Fungal leaf spots on ash may be caused by two different fungi:  Mycosphaerella effigurata and M. fraxinicola.  The diseases associated with these fungi are sometimes called Mycosphaerella leaf spot.  Other names used in the past include "Piggotia leaf spot," and "Phyllosticta leaf spot."

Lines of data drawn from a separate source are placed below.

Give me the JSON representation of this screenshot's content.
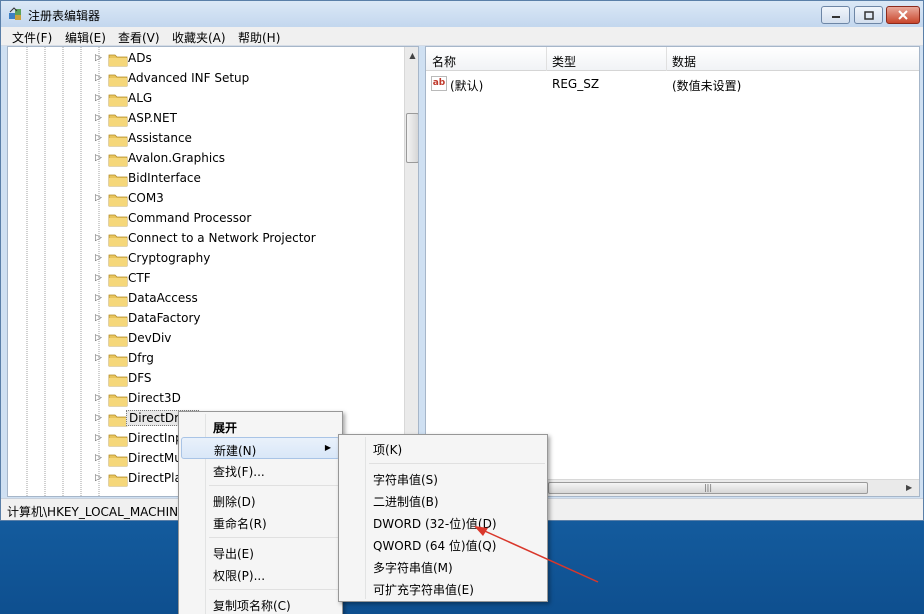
{
  "window": {
    "title": "注册表编辑器",
    "min_icon": "minimize-icon",
    "max_icon": "maximize-icon",
    "close_icon": "close-icon"
  },
  "menubar": [
    "文件(F)",
    "编辑(E)",
    "查看(V)",
    "收藏夹(A)",
    "帮助(H)"
  ],
  "tree": {
    "items": [
      {
        "label": "ADs",
        "expandable": true
      },
      {
        "label": "Advanced INF Setup",
        "expandable": true
      },
      {
        "label": "ALG",
        "expandable": true
      },
      {
        "label": "ASP.NET",
        "expandable": true
      },
      {
        "label": "Assistance",
        "expandable": true
      },
      {
        "label": "Avalon.Graphics",
        "expandable": true
      },
      {
        "label": "BidInterface",
        "expandable": false
      },
      {
        "label": "COM3",
        "expandable": true
      },
      {
        "label": "Command Processor",
        "expandable": false
      },
      {
        "label": "Connect to a Network Projector",
        "expandable": true
      },
      {
        "label": "Cryptography",
        "expandable": true
      },
      {
        "label": "CTF",
        "expandable": true
      },
      {
        "label": "DataAccess",
        "expandable": true
      },
      {
        "label": "DataFactory",
        "expandable": true
      },
      {
        "label": "DevDiv",
        "expandable": true
      },
      {
        "label": "Dfrg",
        "expandable": true
      },
      {
        "label": "DFS",
        "expandable": false
      },
      {
        "label": "Direct3D",
        "expandable": true
      },
      {
        "label": "DirectDraw",
        "expandable": true,
        "selected": true
      },
      {
        "label": "DirectInput",
        "expandable": true
      },
      {
        "label": "DirectMusic",
        "expandable": true
      },
      {
        "label": "DirectPlay",
        "expandable": true
      }
    ]
  },
  "list": {
    "columns": [
      "名称",
      "类型",
      "数据"
    ],
    "rows": [
      {
        "name": "(默认)",
        "type": "REG_SZ",
        "data": "(数值未设置)",
        "icon": "string-value-icon"
      }
    ]
  },
  "statusbar": {
    "path": "计算机\\HKEY_LOCAL_MACHIN"
  },
  "context_menu": {
    "items": [
      "展开",
      "新建(N)",
      "查找(F)...",
      "删除(D)",
      "重命名(R)",
      "导出(E)",
      "权限(P)...",
      "复制项名称(C)"
    ],
    "hot_index": 1
  },
  "submenu": {
    "items": [
      "项(K)",
      "字符串值(S)",
      "二进制值(B)",
      "DWORD (32-位)值(D)",
      "QWORD (64 位)值(Q)",
      "多字符串值(M)",
      "可扩充字符串值(E)"
    ]
  },
  "colors": {
    "titlebar": "#c3d7ee",
    "annotation_arrow": "#d9372b",
    "selection": "#d9e7f8"
  }
}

Ash Leaf Spot

 

Ash Leaf Spot

 

Ash Leaf Spot

 

Leaf spots caused by M. effigurata appear as small, deep purple or yellow fleck-like spots on the upper leaf surface.  Leaflets can become covered by hundreds of tiny spots making them look like they were splashed with specks of paint.  Fruiting structures that eventually arise from the spots in late summer may give leaflets a sooty appearance.  Leaf spots caused by M. fraxinicola are initially pale green, irregularly shaped, and much larger measuring as much a 1/2" in diameter.  The spots my coalesce causing the entire leaflets to die.

 

Severe infections by both fungi can cause premature defoliation.  Unfortunately, there are no fungicidal control recommendations.  The fungi overwinter in fallen leaves and disease development is favored by wet weather in the spring.  Close proximity to the fungal inoculum from fallen leaves coupled with reduced air circulation causes leaves located lower in the canopy to become more heavily infected compared to leaves higher in the canopy.  Consequently, disease severity may be reduced by raking and destroying fallen leaves, pruning to increase air circulation, and avoiding wetting the leaves with irrigation.